911 Carrera 4S

  • 11.1 – 10.2 l/100 km
  • 253 – 231 g/km
  • G Class

911 Carrera 4S

Fuel consumption* / Emissions*
Fuel consumption* combined (WLTP) 11.1 – 10.2 l/100 km
CO₂ emissions* combined (WLTP) 253 – 231 g/km
CO₂ class G

911 Turbo S

  • 12.3 – 12.0 l/100 km
  • 278 – 271 g/km
  • G Class

911 Turbo S

Fuel consumption* / Emissions*
Fuel consumption* combined (WLTP) 12.3 – 12.0 l/100 km
CO₂ emissions* combined (WLTP) 278 – 271 g/km
CO₂ class G

Taycan Turbo (2023)

  • 23.6 – 20.2 kWh/100 km
  • 0 g/km
  • A Class

Taycan Turbo (2023)

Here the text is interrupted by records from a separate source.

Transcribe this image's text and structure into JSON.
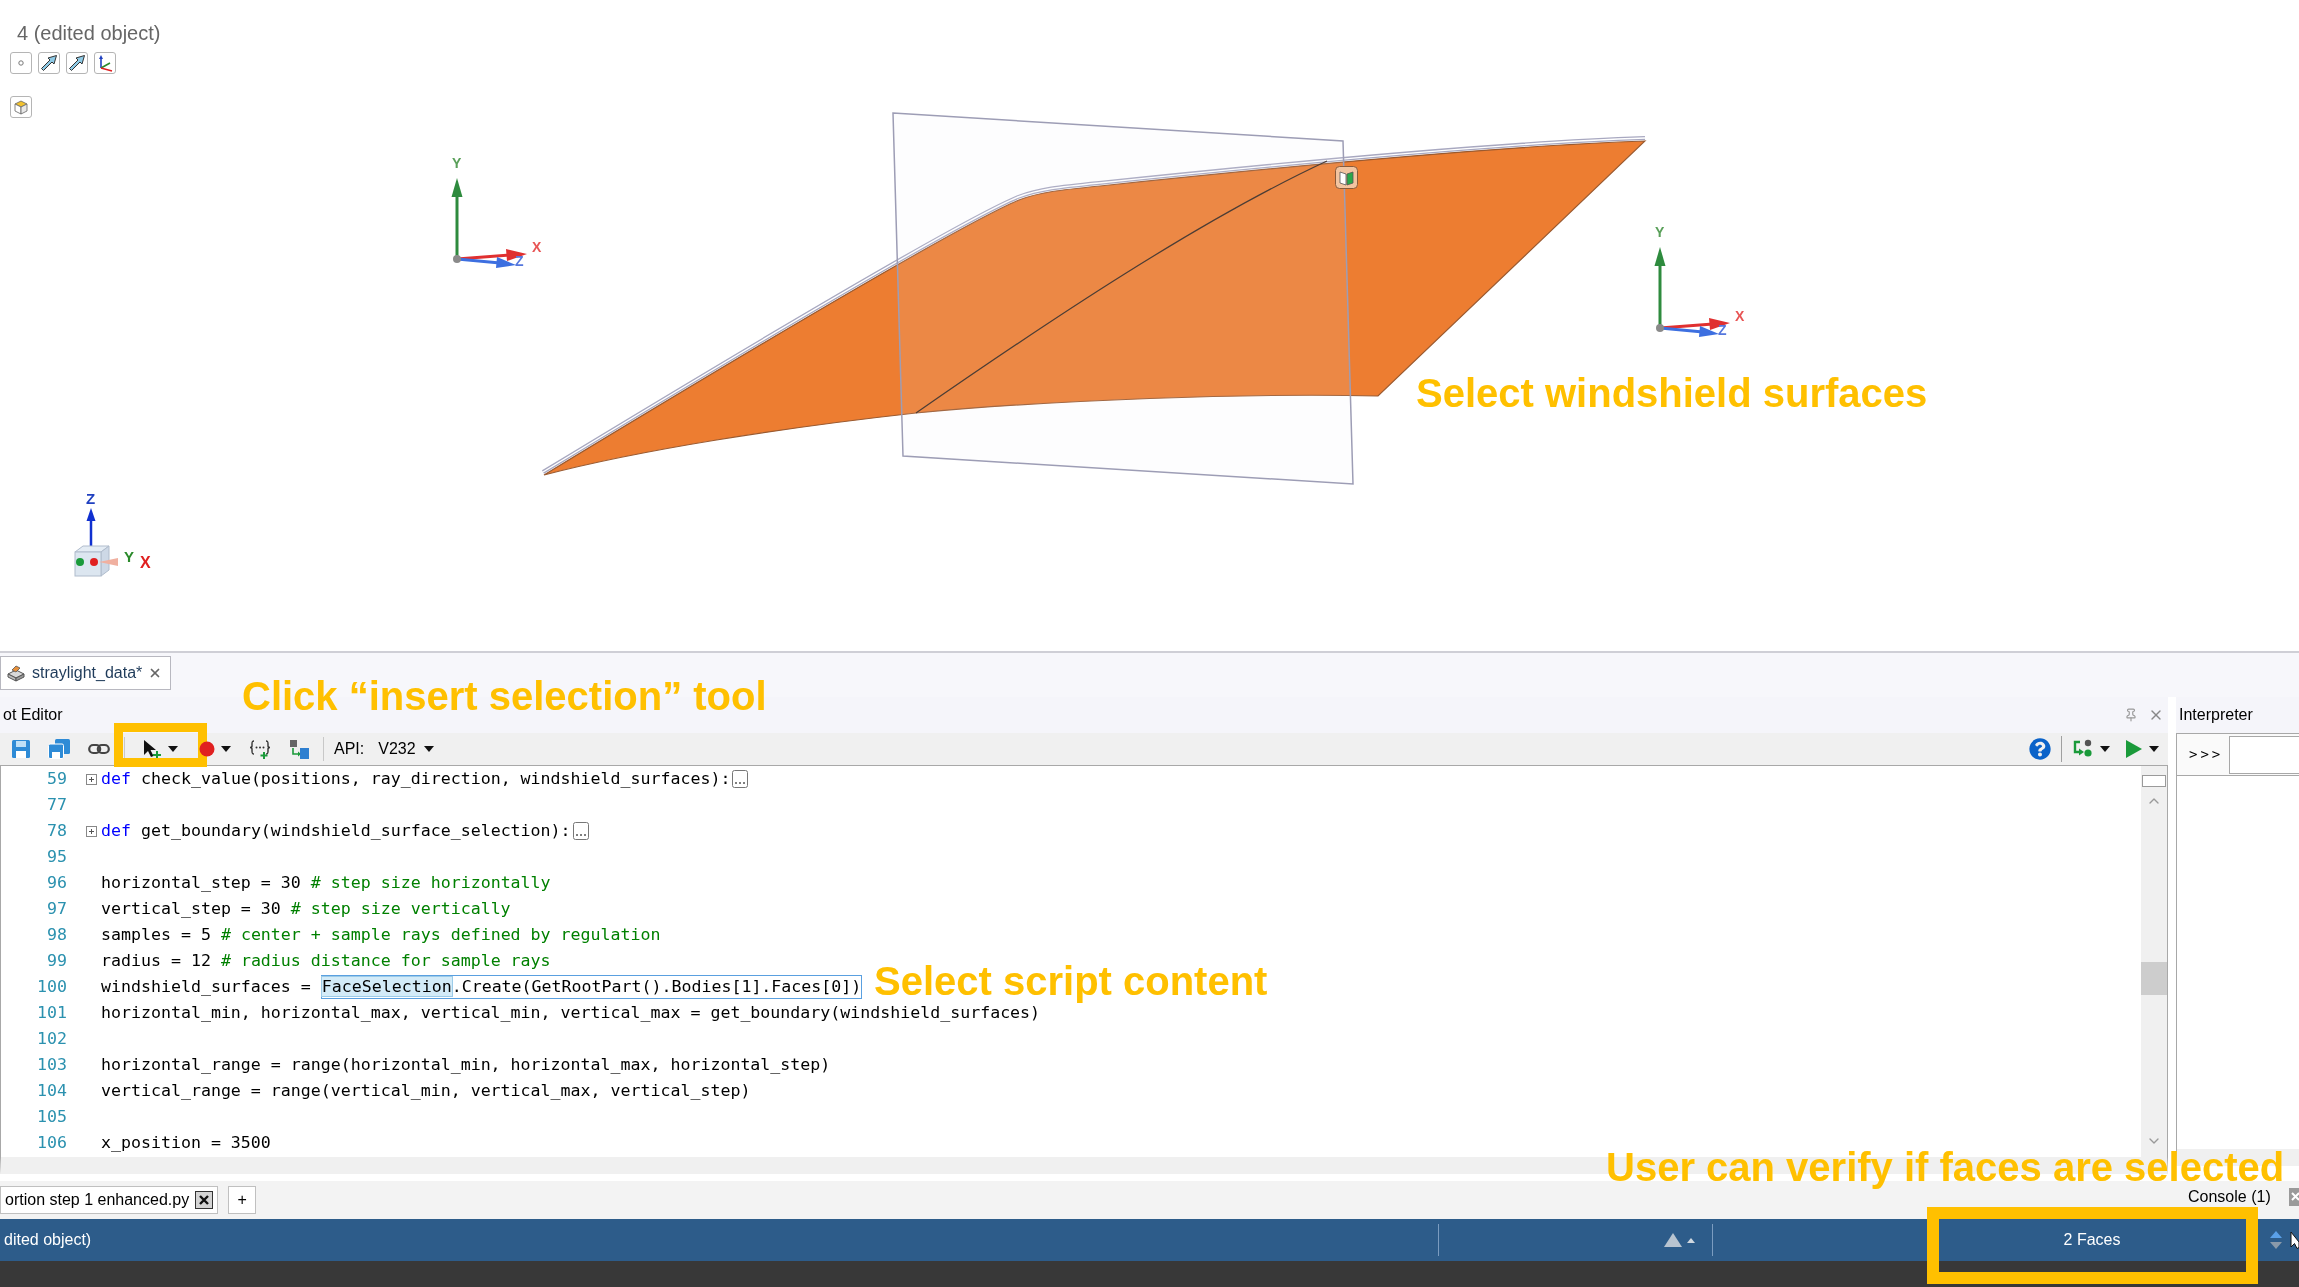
{
  "viewport": {
    "title": "4 (edited object)",
    "triads": [
      {
        "kind": "arrows",
        "vertical": "Y",
        "depth": "Z",
        "horizontal": "X"
      },
      {
        "kind": "arrows",
        "vertical": "Y",
        "depth": "Z",
        "horizontal": "X"
      },
      {
        "kind": "cube",
        "vertical": "Z",
        "depth": "Y",
        "horizontal": "X"
      }
    ]
  },
  "document_tabs": [
    {
      "label": "straylight_data*",
      "selected": true
    }
  ],
  "editor": {
    "title": "ot Editor",
    "toolbar": {
      "tools": [
        {
          "dropdown": false,
          "highlighted": false
        },
        {
          "dropdown": false,
          "highlighted": false
        },
        {
          "dropdown": false,
          "highlighted": false
        },
        {
          "dropdown": true,
          "highlighted": true
        },
        {
          "dropdown": true,
          "highlighted": false
        },
        {
          "dropdown": false,
          "highlighted": false
        },
        {
          "dropdown": false,
          "highlighted": false
        }
      ],
      "api_label": "API:",
      "api_version": "V232",
      "right_tools": [
        {
          "dropdown": false
        },
        {
          "dropdown": true
        },
        {
          "dropdown": true
        }
      ]
    },
    "lines": [
      {
        "kind": "folded",
        "number": "59",
        "keyword": "def",
        "code": "check_value(positions, ray_direction, windshield_surfaces):"
      },
      {
        "kind": "blank",
        "number": "77"
      },
      {
        "kind": "folded",
        "number": "78",
        "keyword": "def",
        "code": "get_boundary(windshield_surface_selection):"
      },
      {
        "kind": "blank",
        "number": "95"
      },
      {
        "kind": "code",
        "number": "96",
        "code": "horizontal_step = 30",
        "comment": "# step size horizontally"
      },
      {
        "kind": "code",
        "number": "97",
        "code": "vertical_step = 30",
        "comment": "# step size vertically"
      },
      {
        "kind": "code",
        "number": "98",
        "code": "samples = 5",
        "comment": "# center + sample rays defined by regulation"
      },
      {
        "kind": "code",
        "number": "99",
        "code": "radius = 12",
        "comment": "# radius distance for sample rays"
      },
      {
        "kind": "selection",
        "number": "100",
        "code": "windshield_surfaces =",
        "selected": "FaceSelection",
        "code_after": ".Create(GetRootPart().Bodies[1].Faces[0])"
      },
      {
        "kind": "code",
        "number": "101",
        "code": "horizontal_min, horizontal_max, vertical_min, vertical_max = get_boundary(windshield_surfaces)"
      },
      {
        "kind": "blank",
        "number": "102"
      },
      {
        "kind": "code",
        "number": "103",
        "code": "horizontal_range = range(horizontal_min, horizontal_max, horizontal_step)"
      },
      {
        "kind": "code",
        "number": "104",
        "code": "vertical_range = range(vertical_min, vertical_max, vertical_step)"
      },
      {
        "kind": "blank",
        "number": "105"
      },
      {
        "kind": "code",
        "number": "106",
        "code": "x_position = 3500"
      }
    ]
  },
  "interpreter": {
    "title": "Interpreter",
    "prompt": ">>>",
    "console_tab": "Console (1)"
  },
  "script_tabs": [
    {
      "label": "ortion step 1 enhanced.py",
      "selected": true
    }
  ],
  "new_tab_button": "+",
  "status_bar": {
    "text": "dited object)",
    "selection": "2 Faces",
    "selection_highlighted": true
  },
  "annotations": [
    {
      "text": "Select windshield surfaces"
    },
    {
      "text": "Click “insert selection” tool"
    },
    {
      "text": "Select script content"
    },
    {
      "text": "User can verify if faces are selected"
    }
  ]
}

Fuel consumption* / Emissions*
Electric power consumption* combined (WLTP) 23.6 – 20.2 kWh/100 km
CO₂ emissions* combined (WLTP) 0 g/km
CO₂ class A